Send to

Choose Destination
See comment in PubMed Commons below
Int J Clin Pract. 2008 Sep;62(9):1423-31. doi: 10.1111/j.1742-1241.2008.01831.x. Epub 2008 Jul 24.

Endocrine incidentalomas.

Author information

  • 1Division of Endocrinology, Diabetes & Metabolic Diseases, Department of Medicine, Jefferson Medical College, Thomas Jefferson University, Philadelphia, PA, USA.



Endocrine incidentalomas are very common in the practice of every physician, mostly primary care and family physicians. Incidentalomas are discovered in the thyroid, pituitary and adrenal glands during imaging studies performed for non-endocrine reasons. The aim of this review article is to familiarise health professionals with all three endocrine incidentalomas, and give some guidance on how to initiate the right endocrine workup.


We reviewed the most pertinent literature published on this topic through PubMed and Medline. We also discussed our own approach to incidentalomas in the endocrine clinic at Thomas Jefferson Hospital in Philadelphia.


Thyroid incidentalomas are very common, with a prevalence close to 50% on imaging studies. Thyroid-stimulating hormone (TSH) is the first test to obtain; if not suppressed, next step is fine-needle aspiration biopsy of any nodule above 1 cm and/or with suspicious ultrasound characteristics. Adrenal incidentalomas have a prevalence of almost 5%. All adrenal nodules above 4 cm should be resected. Regardless of the size, a workup for pheochromocytoma should always be done. Only hypertensive patients should be screened for primary hyperaldosteronism. Pituitary incidentalomas are also common, with a prevalence of 10-20%. All patients with pituitary masses should have a workup for hormonal hypersecretion. Only patients with macroadenomas will have additional screening for hypopituitarism and visual field defects. All hyperfunctioning adenomas are resected except prolactinomas which are treated medically.
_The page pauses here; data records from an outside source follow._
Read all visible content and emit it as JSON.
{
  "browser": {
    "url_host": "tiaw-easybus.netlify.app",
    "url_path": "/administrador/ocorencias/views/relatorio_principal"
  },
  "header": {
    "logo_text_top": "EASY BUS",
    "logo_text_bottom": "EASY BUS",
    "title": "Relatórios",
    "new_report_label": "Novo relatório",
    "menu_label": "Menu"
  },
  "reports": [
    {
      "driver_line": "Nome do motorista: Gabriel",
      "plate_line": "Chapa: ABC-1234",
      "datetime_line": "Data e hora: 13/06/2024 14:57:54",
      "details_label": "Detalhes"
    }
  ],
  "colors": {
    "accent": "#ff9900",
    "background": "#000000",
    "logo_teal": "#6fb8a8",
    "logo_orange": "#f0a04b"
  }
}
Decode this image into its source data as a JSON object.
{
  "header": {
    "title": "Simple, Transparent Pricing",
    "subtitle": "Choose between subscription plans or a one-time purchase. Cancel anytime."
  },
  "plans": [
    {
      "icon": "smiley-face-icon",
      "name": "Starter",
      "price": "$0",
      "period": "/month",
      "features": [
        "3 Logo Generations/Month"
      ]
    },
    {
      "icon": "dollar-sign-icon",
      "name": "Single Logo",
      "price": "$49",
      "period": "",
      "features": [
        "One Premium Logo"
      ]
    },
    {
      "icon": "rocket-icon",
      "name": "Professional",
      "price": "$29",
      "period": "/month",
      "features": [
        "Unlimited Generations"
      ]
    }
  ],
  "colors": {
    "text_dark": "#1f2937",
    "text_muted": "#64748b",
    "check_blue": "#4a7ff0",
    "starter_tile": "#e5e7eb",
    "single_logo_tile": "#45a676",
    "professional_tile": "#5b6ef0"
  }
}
Similarly, if a macroadenoma is causing hypopituitarism or visual deficit, surgery should also be considered.

[PubMed - indexed for MEDLINE]
PubMed Commons home

PubMed Commons

How to join PubMed Commons

    Supplemental Content

    Full text links

    Icon for Wiley
    Loading ...
    Support Center